Sorry to keep jumping in on grade-related questions. But I don't think anybody mentioned grades 6-7 and it certainly isn't either (edit; except AMEB). It used, in the old days, to be on Grade 4 ABRSM but is currently deemed inappropriate for a place on a grade at the moment. That, as I understand it, would be because of the barré requirements.Adam wrote: Related to grading, if Lagrima is grade 6 or 7, then the grades are probably easier than I assumed they are. I've only been playing about 2 months after almost 4 years off, and I can already play Lagrima pretty cleanly (I did use tabs to refresh my memory on fingerings). Just started looking at ABRSM, was thinking about which one I should start with. I was thinking about 3 just to get my feet wet, but I may just jump up to 5. Maybe I'll create a separate thread about that.
Ha! Yes, you're right. Don't like his version either, tone-wise (sacrilege!), but I guess that's just me. Maybe I'm just mellowing in age but the tone just doesn't suit the music to my ears.petermc61 wrote:Hi Mark, heard Bream play this? It makes her choice of tone colour sound positively sumptuous!
Beats the heck out of looking at Segovia or Bream.......igycrctl wrote:Can we please stop talking about her ability to play and start talking about her physical appearance?
I don't see why discussing a player's interpretation is pointless. The opposite I'd say is true. Much to learn from others' playing - whether it's played well or not, wouldn't you say?Rasqeo wrote:This has to be in the running for most pointless thread ever...

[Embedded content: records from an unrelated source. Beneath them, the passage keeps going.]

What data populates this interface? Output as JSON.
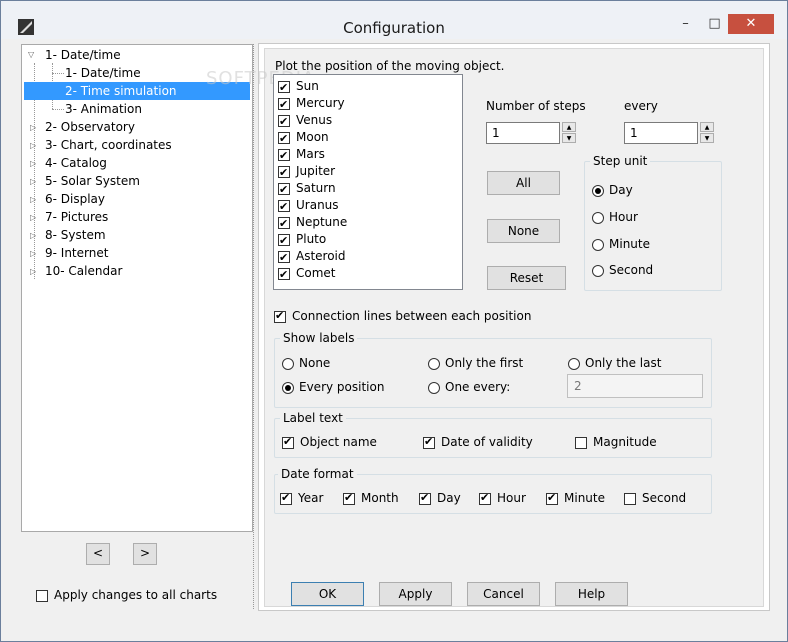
{
  "window": {
    "title": "Configuration",
    "minimize": "–",
    "maximize": "□",
    "close": "✕"
  },
  "watermark": "SOFTPEDIA",
  "tree": {
    "items": [
      {
        "label": "1- Date/time",
        "expander": "▽"
      },
      {
        "label": "1- Date/time"
      },
      {
        "label": "2- Time simulation"
      },
      {
        "label": "3- Animation"
      },
      {
        "label": "2- Observatory",
        "expander": "▷"
      },
      {
        "label": "3- Chart, coordinates",
        "expander": "▷"
      },
      {
        "label": "4- Catalog",
        "expander": "▷"
      },
      {
        "label": "5- Solar System",
        "expander": "▷"
      },
      {
        "label": "6- Display",
        "expander": "▷"
      },
      {
        "label": "7- Pictures",
        "expander": "▷"
      },
      {
        "label": "8- System",
        "expander": "▷"
      },
      {
        "label": "9- Internet",
        "expander": "▷"
      },
      {
        "label": "10- Calendar",
        "expander": "▷"
      }
    ],
    "prev": "<",
    "next": ">"
  },
  "panel": {
    "plot_label": "Plot the position of the moving object.",
    "objects": [
      "Sun",
      "Mercury",
      "Venus",
      "Moon",
      "Mars",
      "Jupiter",
      "Saturn",
      "Uranus",
      "Neptune",
      "Pluto",
      "Asteroid",
      "Comet"
    ],
    "num_steps_label": "Number of steps",
    "num_steps_value": "1",
    "every_label": "every",
    "every_value": "1",
    "btn_all": "All",
    "btn_none": "None",
    "btn_reset": "Reset",
    "step_unit": {
      "title": "Step unit",
      "options": [
        "Day",
        "Hour",
        "Minute",
        "Second"
      ],
      "selected": "Day"
    },
    "connection_lines": "Connection lines between each position",
    "show_labels": {
      "title": "Show labels",
      "none": "None",
      "only_first": "Only the first",
      "only_last": "Only the last",
      "every_position": "Every position",
      "one_every": "One every:",
      "one_every_value": "2"
    },
    "label_text": {
      "title": "Label text",
      "object_name": "Object name",
      "date_validity": "Date of validity",
      "magnitude": "Magnitude"
    },
    "date_format": {
      "title": "Date format",
      "items": [
        {
          "label": "Year",
          "checked": true
        },
        {
          "label": "Month",
          "checked": true
        },
        {
          "label": "Day",
          "checked": true
        },
        {
          "label": "Hour",
          "checked": true
        },
        {
          "label": "Minute",
          "checked": true
        },
        {
          "label": "Second",
          "checked": false
        }
      ]
    }
  },
  "footer": {
    "apply_all": "Apply changes to all charts",
    "ok": "OK",
    "apply": "Apply",
    "cancel": "Cancel",
    "help": "Help"
  }
}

This is really harsh I think. It's very difficult for musicians to make a decent living and networking, marketing, promoting are just as important as sitting at home and practicing. I honestly think many famous performers become famous only partially because of how excellently they play. Especially nowadays social media is dominating, I think her approach of marketing - taking advantage of her good appearance, friendly gesture and easy going personality is very worth learning for students or arising professionals to make a living and/or stand out in today's environment. I also like how the photography, lighting, makeup, etc in her videos are on professional level. Of course the premise is that playing skills cannot be sub par.David_Norton wrote:I really dislike this one. But this is an unfair statement: had I not known who was playing, I may have enjoyed it. But I don't like any of her videos, in particular those with her coquettish head-bobbing and coyly-cutsy shy smiling. Ugh.
I agree with this evaluation. She is a fine player but it is over-interpreted, if there is such a thing.Kenbobpdx wrote:Ok, I am going to possibly rile some folks up. I don't usually get involved in polemics about professional players but....I found this truly awful. Especially for someone as talented as she is. Unlike crabby, old David its not about her demeanor on film. The playing is off on many levels.
First, the split notes on the second A section. I find them distracting from the music and they create an unpleasant dissonance and whack out the rhythm .
Second, the obviousness of changing character the second time around on each section. Sweet tone on the first round, harsh tone on the second round. Sweet, harsh, sweet, harsh, sweetish. Just doesn't come together as a whole to me. Bream used to do this but he usually made it work. This doesn't work.
Third, this is a Romantic era piece. We all milk the hell out of the melody but it needs tonal balance. This may be a characteristic of the guitar but those high notes sometimes jump out like screaming children. This is where pros usually outshine the rest of us - they control this to such a fine degree that we can only hope. When I was a student many years ago my teacher would require me to over accent the melody and then back it off to a more balanced state for musicality.
There. I just joined the crabby old men's club. Now, where is Ramon?